- _Exercise goal_: If a line in the data has the string "Every", please show it.

- _Data records_:
-*-

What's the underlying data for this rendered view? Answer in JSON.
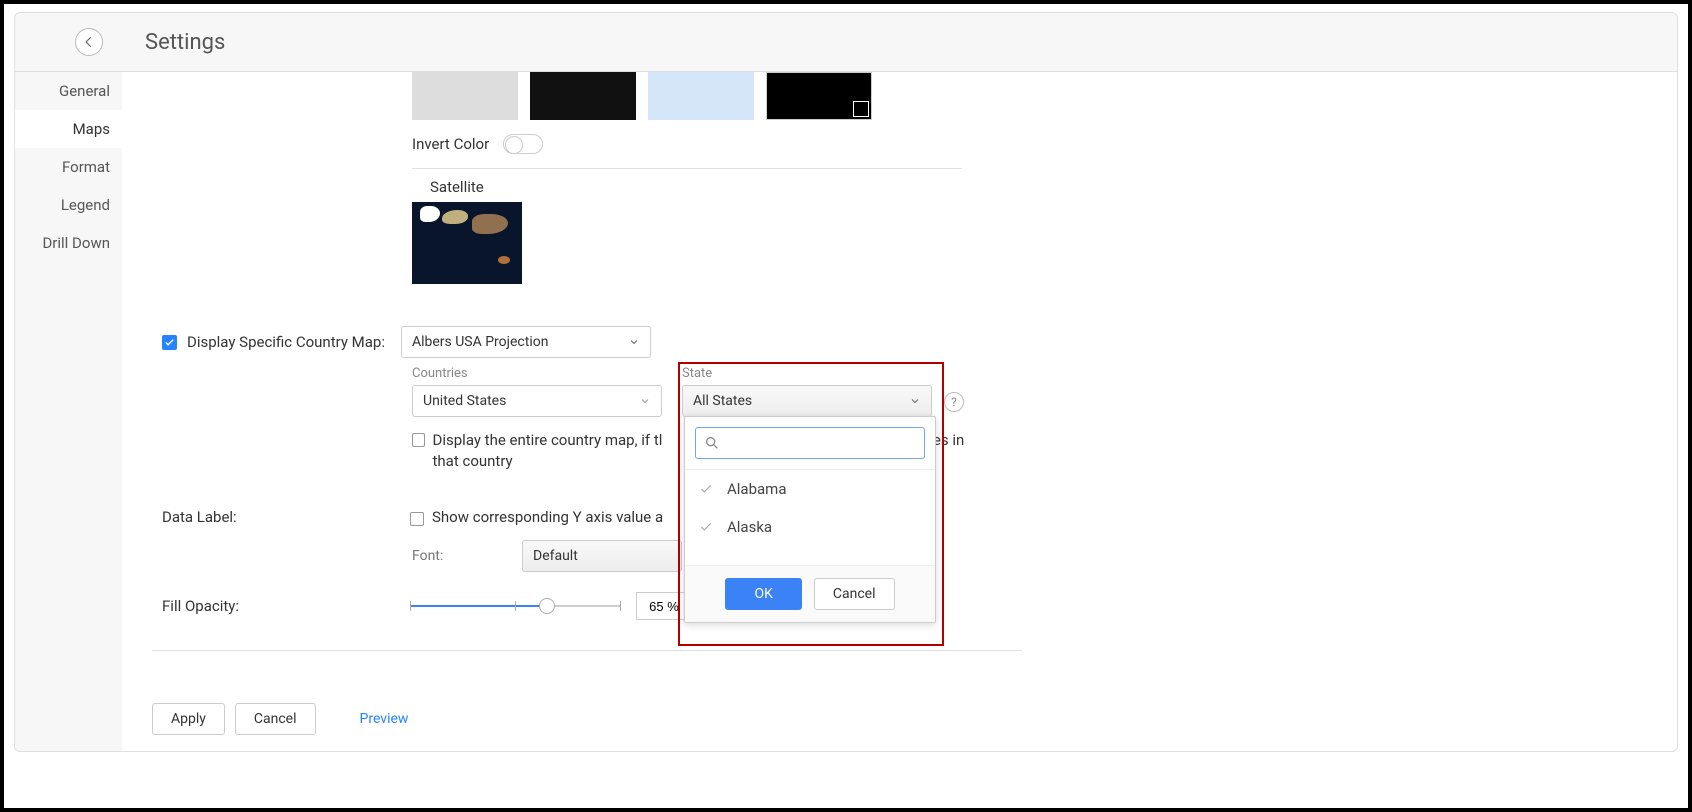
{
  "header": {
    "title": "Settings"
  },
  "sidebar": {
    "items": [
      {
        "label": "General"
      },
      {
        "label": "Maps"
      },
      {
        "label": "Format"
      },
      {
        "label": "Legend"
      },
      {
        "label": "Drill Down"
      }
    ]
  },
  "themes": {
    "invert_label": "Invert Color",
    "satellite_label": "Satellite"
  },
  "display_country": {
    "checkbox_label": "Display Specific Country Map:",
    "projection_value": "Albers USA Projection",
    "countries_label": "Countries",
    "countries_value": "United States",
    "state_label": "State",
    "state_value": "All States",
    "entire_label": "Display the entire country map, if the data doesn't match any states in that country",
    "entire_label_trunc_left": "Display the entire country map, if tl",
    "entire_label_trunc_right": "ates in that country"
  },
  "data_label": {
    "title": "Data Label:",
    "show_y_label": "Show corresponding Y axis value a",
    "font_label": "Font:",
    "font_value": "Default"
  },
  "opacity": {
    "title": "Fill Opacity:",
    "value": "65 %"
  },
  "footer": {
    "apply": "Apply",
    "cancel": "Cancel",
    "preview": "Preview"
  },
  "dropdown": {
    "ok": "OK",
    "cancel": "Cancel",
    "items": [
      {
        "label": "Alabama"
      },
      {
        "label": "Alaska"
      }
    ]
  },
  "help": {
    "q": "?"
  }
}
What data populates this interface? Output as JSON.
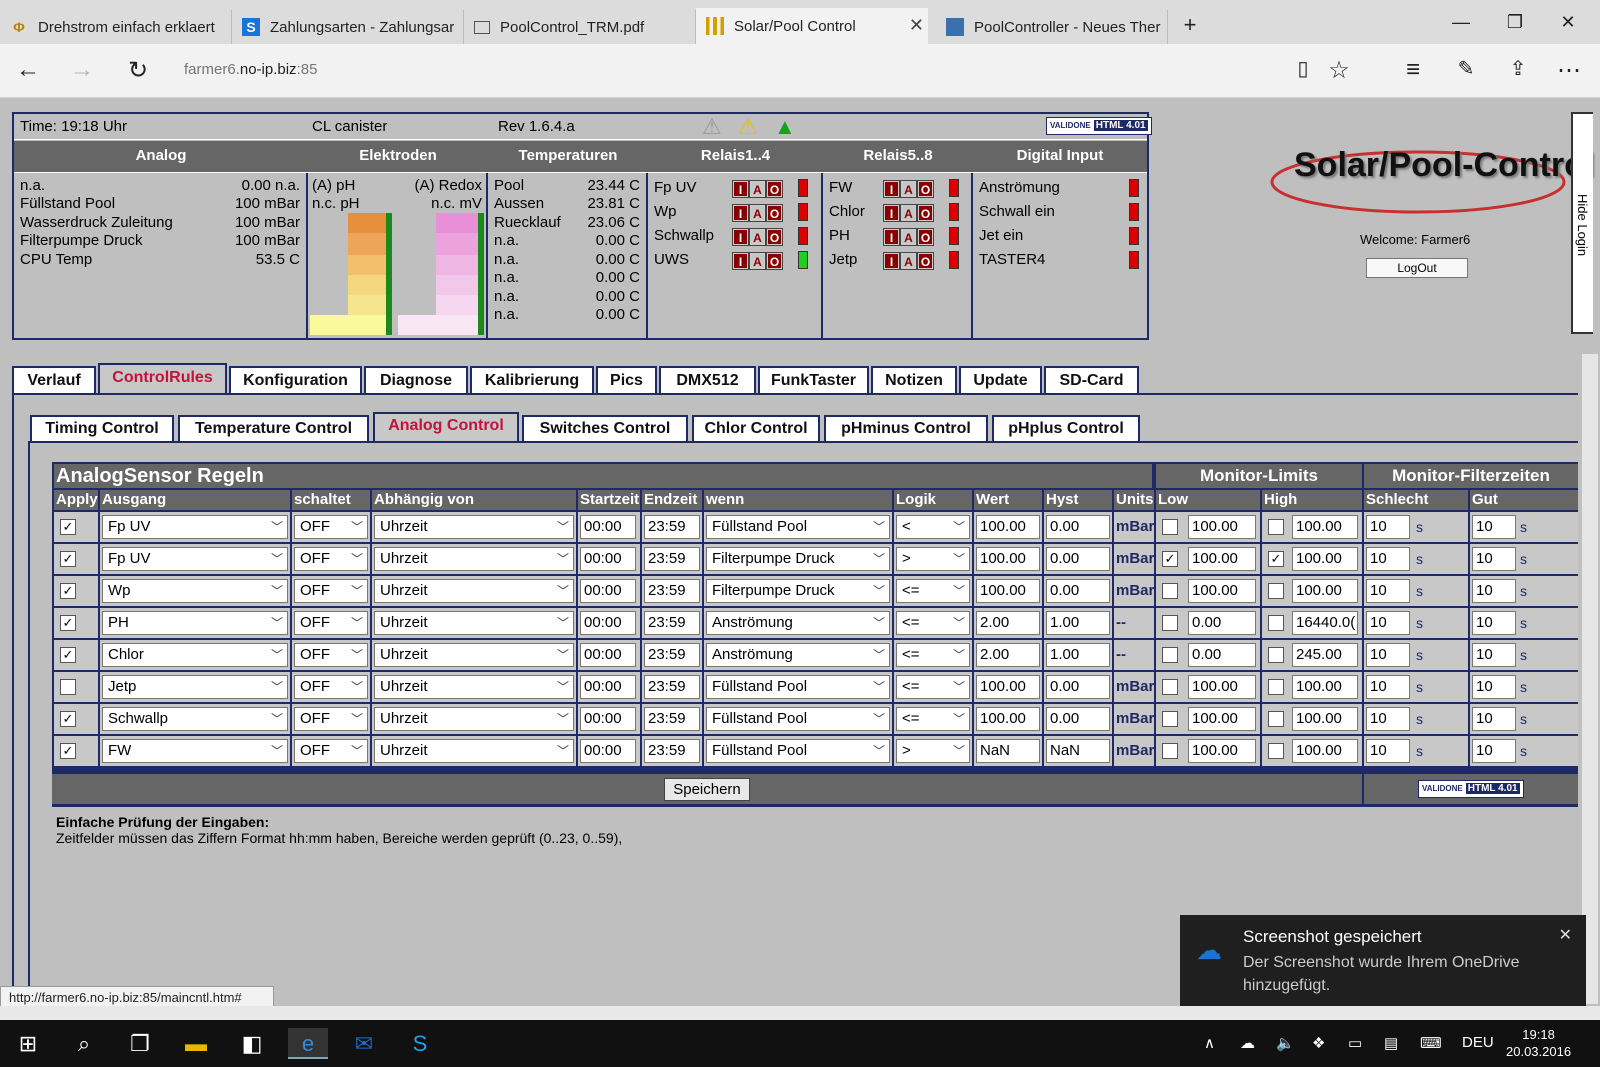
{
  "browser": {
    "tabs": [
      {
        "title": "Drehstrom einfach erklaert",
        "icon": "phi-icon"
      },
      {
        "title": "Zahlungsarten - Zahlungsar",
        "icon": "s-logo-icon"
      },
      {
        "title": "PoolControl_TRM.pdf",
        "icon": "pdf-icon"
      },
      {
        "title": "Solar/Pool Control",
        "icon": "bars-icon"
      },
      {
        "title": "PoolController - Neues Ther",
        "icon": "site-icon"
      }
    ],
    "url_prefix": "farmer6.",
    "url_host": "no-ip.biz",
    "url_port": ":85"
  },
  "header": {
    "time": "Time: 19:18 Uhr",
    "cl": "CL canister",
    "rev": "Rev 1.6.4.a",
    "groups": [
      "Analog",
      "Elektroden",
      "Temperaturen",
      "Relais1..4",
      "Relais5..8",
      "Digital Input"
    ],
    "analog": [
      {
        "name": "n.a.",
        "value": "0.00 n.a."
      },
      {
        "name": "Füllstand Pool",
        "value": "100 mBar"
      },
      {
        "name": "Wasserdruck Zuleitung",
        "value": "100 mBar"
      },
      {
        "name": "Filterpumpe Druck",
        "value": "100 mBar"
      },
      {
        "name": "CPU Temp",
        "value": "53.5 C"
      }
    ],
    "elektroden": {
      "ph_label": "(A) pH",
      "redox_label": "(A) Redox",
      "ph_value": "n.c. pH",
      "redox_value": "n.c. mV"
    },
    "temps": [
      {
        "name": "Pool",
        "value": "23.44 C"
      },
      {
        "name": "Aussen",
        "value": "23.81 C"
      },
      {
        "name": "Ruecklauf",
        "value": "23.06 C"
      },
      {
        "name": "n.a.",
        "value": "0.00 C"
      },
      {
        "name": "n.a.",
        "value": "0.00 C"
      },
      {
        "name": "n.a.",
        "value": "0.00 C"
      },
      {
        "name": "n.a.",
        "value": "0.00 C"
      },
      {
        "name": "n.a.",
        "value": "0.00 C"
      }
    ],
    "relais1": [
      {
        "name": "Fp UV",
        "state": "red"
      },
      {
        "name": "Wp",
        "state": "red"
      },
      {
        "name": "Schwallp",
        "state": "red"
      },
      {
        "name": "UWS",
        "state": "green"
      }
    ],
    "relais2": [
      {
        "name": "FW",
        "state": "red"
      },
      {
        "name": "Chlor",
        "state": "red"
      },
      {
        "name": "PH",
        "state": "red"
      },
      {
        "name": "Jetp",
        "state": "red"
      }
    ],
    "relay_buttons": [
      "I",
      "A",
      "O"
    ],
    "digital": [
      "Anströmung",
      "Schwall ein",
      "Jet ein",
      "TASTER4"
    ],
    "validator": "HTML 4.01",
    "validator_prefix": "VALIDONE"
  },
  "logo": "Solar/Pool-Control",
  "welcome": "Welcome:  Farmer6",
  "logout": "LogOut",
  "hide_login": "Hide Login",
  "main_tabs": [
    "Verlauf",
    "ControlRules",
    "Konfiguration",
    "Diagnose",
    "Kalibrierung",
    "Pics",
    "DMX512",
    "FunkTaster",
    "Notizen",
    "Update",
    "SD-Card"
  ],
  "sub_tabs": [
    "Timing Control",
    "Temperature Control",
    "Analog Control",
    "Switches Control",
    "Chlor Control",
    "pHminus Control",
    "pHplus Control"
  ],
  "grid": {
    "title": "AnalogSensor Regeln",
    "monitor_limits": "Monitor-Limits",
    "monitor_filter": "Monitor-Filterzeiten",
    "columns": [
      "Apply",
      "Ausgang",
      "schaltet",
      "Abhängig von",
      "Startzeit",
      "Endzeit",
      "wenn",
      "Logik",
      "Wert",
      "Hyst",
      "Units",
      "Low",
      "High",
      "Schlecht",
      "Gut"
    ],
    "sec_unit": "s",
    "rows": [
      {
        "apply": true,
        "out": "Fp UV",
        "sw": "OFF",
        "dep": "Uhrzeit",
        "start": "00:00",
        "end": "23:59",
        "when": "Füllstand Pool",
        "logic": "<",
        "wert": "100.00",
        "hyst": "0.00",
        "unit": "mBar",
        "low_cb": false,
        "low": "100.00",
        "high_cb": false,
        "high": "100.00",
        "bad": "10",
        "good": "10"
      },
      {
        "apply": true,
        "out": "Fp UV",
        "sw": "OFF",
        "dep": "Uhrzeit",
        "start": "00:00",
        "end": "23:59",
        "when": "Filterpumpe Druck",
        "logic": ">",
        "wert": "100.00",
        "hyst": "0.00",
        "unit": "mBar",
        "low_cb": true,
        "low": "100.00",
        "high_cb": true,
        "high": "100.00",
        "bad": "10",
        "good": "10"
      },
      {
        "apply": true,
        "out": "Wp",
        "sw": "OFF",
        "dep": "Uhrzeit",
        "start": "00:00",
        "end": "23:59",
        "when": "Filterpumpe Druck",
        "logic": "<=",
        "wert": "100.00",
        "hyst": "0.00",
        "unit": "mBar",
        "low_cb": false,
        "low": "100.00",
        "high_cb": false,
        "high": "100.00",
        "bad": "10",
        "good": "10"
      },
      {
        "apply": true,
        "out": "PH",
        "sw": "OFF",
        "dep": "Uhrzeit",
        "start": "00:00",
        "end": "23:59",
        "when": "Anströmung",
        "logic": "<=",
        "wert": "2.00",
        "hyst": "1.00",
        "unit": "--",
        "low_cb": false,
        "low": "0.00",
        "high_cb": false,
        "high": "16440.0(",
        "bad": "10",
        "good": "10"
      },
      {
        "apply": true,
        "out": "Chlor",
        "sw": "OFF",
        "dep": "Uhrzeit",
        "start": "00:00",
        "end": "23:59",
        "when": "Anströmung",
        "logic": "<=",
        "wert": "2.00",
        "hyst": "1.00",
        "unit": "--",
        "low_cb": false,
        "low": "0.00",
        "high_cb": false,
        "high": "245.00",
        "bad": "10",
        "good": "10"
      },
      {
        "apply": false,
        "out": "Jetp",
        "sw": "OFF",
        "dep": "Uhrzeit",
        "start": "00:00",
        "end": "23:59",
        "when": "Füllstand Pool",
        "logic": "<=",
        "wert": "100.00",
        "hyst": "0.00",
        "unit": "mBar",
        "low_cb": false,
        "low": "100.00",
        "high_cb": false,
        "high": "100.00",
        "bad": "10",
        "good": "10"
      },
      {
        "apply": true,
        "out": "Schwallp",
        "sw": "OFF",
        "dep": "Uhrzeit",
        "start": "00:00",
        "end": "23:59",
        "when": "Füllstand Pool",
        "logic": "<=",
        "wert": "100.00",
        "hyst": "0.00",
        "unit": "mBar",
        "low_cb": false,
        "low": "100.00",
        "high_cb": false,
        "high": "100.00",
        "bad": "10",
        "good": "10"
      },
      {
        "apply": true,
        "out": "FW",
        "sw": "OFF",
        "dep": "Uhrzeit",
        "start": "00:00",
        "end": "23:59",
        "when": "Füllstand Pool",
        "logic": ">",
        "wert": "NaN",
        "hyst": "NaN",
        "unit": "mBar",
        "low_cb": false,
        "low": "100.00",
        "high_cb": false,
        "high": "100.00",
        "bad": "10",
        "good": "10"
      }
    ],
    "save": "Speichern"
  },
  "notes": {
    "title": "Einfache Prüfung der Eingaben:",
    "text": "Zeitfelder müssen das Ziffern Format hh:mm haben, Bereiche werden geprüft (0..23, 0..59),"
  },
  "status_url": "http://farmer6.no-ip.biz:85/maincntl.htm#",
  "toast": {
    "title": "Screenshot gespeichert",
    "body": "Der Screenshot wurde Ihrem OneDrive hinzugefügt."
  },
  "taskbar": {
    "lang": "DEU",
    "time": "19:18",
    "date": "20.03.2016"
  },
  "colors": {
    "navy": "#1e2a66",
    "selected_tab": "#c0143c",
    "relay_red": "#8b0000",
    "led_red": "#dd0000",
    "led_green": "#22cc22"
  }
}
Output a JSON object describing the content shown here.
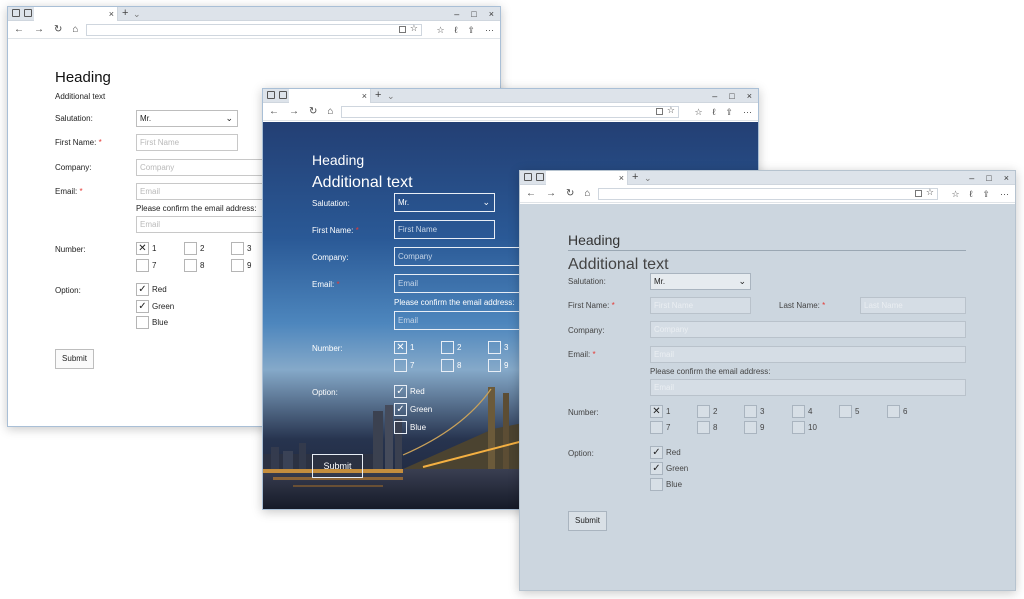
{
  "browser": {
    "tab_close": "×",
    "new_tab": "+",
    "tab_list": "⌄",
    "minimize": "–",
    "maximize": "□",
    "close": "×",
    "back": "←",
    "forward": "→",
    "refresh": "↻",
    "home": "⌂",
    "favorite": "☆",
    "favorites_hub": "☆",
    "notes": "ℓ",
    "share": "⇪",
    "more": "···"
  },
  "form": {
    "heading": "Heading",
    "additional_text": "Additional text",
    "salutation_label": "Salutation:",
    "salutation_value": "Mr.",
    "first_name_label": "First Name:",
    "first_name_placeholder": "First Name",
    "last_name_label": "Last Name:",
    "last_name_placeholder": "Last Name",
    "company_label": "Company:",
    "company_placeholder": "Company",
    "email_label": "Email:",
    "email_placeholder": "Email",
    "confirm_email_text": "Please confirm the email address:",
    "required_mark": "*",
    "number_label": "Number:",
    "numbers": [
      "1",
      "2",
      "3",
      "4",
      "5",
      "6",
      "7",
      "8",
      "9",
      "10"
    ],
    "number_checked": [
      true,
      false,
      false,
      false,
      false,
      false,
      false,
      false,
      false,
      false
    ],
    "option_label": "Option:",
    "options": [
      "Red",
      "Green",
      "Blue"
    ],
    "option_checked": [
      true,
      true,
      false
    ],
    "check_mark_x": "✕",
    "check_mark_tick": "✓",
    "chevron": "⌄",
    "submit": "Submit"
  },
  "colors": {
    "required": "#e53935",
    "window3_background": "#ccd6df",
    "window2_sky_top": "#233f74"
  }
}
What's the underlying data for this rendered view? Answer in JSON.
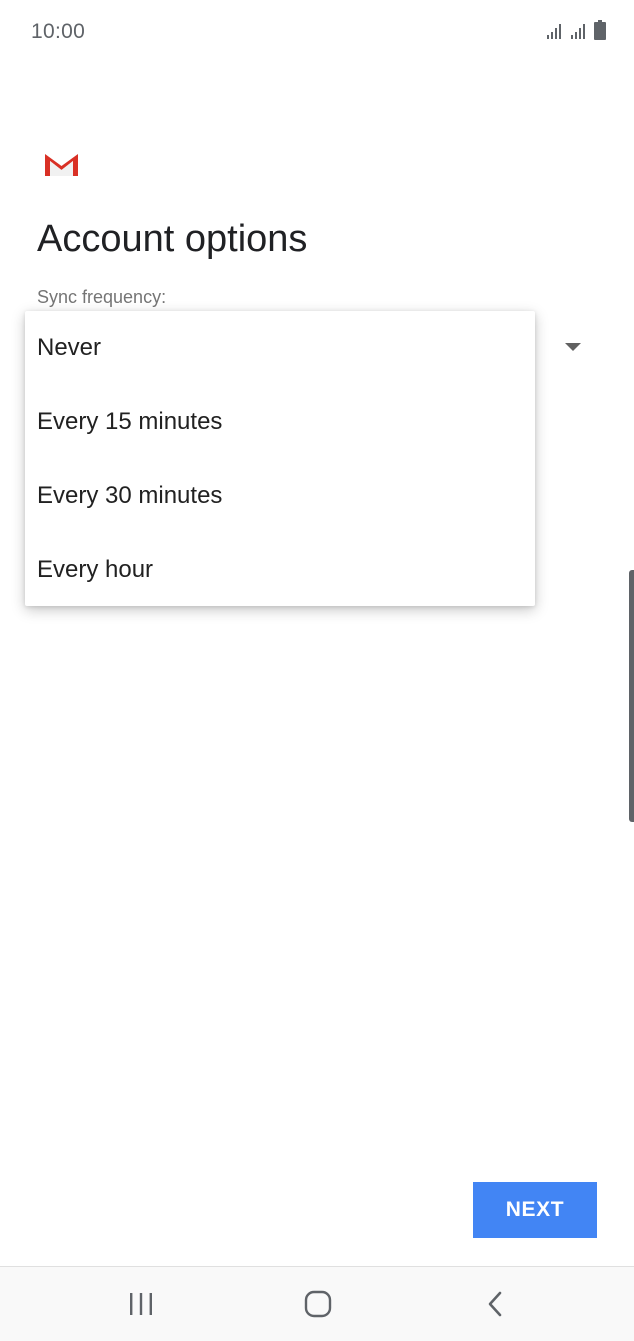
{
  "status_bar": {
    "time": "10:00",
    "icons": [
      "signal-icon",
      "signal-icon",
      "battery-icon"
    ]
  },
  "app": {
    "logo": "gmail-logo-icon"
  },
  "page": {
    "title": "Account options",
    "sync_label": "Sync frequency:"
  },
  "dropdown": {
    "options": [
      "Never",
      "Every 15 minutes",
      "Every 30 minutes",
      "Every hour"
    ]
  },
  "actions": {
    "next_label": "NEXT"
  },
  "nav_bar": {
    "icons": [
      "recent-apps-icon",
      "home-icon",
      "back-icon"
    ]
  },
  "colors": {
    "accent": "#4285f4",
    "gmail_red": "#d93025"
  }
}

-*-

- _Finished exercise_:
      "Every 15 minutes",
      "Every 30 minutes",
      "Every hour"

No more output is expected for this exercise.